Can you imagine what it's like to be a tulip curled into a bulb, waiting patiently through the long and perhaps snow-covered winter for the indescribable call to unfold, to stretch toward the light, to shatter and expand and become something glorious and new? The Pesach story is like that. It's the beginning of our unfolding into the nation we continue to become. As a people we were curled into a tight place until we were brought forth from there -- maybe by the same ineffable force that whispers to tulip bulbs when it's time to burst free and emerge from underground.

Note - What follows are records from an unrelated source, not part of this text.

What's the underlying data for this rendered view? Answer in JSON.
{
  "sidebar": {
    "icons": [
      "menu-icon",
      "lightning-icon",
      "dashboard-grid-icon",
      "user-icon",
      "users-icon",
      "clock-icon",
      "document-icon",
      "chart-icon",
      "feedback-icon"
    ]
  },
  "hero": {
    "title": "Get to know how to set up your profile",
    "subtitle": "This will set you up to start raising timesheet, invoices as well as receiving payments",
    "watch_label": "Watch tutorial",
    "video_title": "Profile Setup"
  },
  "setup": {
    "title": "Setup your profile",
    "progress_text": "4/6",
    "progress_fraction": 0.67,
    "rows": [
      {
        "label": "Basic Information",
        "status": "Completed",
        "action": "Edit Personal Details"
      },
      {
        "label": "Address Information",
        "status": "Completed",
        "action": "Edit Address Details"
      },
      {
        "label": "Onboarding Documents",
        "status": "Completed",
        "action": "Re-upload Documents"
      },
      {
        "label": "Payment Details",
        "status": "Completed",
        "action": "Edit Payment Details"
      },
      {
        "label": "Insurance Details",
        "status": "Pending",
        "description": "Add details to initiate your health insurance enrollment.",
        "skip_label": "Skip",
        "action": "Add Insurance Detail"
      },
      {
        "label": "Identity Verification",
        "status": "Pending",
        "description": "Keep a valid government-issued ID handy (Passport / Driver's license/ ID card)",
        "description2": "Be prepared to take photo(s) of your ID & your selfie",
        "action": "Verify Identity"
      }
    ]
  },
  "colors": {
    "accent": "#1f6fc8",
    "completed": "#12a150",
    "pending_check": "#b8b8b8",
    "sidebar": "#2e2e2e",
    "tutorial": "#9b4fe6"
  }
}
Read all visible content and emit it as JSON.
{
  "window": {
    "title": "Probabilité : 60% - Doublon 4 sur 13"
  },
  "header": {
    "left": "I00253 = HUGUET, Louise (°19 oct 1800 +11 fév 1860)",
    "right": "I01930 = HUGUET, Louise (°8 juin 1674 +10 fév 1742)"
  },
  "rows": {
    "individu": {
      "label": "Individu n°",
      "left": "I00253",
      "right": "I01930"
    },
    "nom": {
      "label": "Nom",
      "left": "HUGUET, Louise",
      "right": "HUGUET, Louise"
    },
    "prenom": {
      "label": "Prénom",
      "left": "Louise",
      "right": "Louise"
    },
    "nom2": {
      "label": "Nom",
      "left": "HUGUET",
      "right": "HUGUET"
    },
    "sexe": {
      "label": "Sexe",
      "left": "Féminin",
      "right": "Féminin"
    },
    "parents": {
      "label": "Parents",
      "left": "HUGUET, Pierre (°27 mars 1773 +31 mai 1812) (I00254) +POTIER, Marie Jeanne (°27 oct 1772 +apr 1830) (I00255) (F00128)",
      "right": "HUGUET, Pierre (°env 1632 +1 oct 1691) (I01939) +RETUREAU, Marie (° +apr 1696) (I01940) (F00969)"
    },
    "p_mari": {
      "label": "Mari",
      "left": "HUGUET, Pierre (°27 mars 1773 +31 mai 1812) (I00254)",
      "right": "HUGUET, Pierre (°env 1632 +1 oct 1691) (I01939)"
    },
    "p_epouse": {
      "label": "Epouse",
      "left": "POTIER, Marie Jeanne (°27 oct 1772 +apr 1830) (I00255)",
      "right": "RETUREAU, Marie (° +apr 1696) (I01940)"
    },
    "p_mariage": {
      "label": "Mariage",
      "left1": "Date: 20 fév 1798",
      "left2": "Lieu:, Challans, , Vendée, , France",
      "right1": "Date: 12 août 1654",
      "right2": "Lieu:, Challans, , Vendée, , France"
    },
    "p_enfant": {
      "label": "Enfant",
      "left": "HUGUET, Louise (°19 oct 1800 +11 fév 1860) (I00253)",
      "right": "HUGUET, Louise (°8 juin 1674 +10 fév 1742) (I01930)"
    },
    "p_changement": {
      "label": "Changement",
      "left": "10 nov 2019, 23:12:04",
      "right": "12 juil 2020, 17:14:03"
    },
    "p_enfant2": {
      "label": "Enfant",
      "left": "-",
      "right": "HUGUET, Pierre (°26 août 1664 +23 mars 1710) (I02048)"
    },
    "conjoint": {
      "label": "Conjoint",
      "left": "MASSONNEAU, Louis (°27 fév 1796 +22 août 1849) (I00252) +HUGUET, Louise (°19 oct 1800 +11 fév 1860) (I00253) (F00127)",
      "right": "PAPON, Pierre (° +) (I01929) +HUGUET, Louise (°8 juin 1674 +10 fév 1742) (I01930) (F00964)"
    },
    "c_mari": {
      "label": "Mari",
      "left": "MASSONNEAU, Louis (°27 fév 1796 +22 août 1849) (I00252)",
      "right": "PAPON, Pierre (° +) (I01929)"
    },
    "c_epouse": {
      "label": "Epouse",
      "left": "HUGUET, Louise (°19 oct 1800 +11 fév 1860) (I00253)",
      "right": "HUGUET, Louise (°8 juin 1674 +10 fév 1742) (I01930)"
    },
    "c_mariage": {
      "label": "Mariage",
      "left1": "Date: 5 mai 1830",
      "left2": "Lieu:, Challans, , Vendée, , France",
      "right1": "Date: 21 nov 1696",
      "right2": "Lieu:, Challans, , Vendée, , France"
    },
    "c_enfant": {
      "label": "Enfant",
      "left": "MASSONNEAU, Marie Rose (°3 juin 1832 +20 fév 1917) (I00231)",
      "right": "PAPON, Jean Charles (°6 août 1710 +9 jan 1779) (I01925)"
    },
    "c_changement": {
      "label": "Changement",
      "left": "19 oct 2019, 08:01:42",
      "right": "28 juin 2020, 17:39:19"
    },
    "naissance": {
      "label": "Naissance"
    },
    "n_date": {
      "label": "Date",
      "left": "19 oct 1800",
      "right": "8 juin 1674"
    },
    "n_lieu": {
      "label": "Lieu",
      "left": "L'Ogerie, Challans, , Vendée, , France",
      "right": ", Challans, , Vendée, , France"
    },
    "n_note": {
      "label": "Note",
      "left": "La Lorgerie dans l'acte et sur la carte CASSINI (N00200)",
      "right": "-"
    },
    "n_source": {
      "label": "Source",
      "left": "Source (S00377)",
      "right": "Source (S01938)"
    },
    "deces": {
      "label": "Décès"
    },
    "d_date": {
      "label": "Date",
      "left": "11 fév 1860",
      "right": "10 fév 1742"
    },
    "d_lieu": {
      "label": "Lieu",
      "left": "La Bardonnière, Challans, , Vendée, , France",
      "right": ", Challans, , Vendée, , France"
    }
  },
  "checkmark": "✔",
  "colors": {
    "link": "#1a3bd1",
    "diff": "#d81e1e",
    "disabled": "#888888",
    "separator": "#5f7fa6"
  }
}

Tradition teaches that each of us must relate to the Pesach story as though it had happened not then to them but also to us. The movement from constriction to freedom is recapitulated in every life, in the trajectory of every soul. But it's not just an individual story; the Pesach story is also a collective one. After the Exodus our mixed multitude became a people. We went forth together, and together we grew into something new, something greater than the sum of its parts. We went from being slaves of Pharaoh to being servants of the One. This is the core story of Jewish peoplehood.

The Pesach story doesn't offer easy answers. Torah reminds us that once the children of Israel leave Egypt they kvetch bitterly, missing the familiar comforts of the life they used to know even though that life contained grief and silencing and hard labor. That's human nature. It's hard to leave what we've known, even if we believe that God is bringing us forth from where we've been in order that we might be made new. In order that we might serve from that place of having been made new. Each of us has to choose, time and again, to become. To be open to changing. To learn to bloom.

Blooming is a risk. There could be a late frost, or not enough rain, or not enough sun. Anything could go wrong! There are always reasons not to bloom, or not to bloom yet. Pesach comes to call us out of those reasons. The One Who spoke to Moshe from the burning bush claimed the name "I Am Becoming What I Am Becoming." Our God is always becoming, and so are we. The day comes when the risk of remaining tight in a bud is greater than the risk of choosing to follow God's example and become. Maybe this is that day. What would you need in order to trust that this can be that day for you?

Chag sameach -- wishing a deep and sweet and meaningful Pesach to all who celebrate.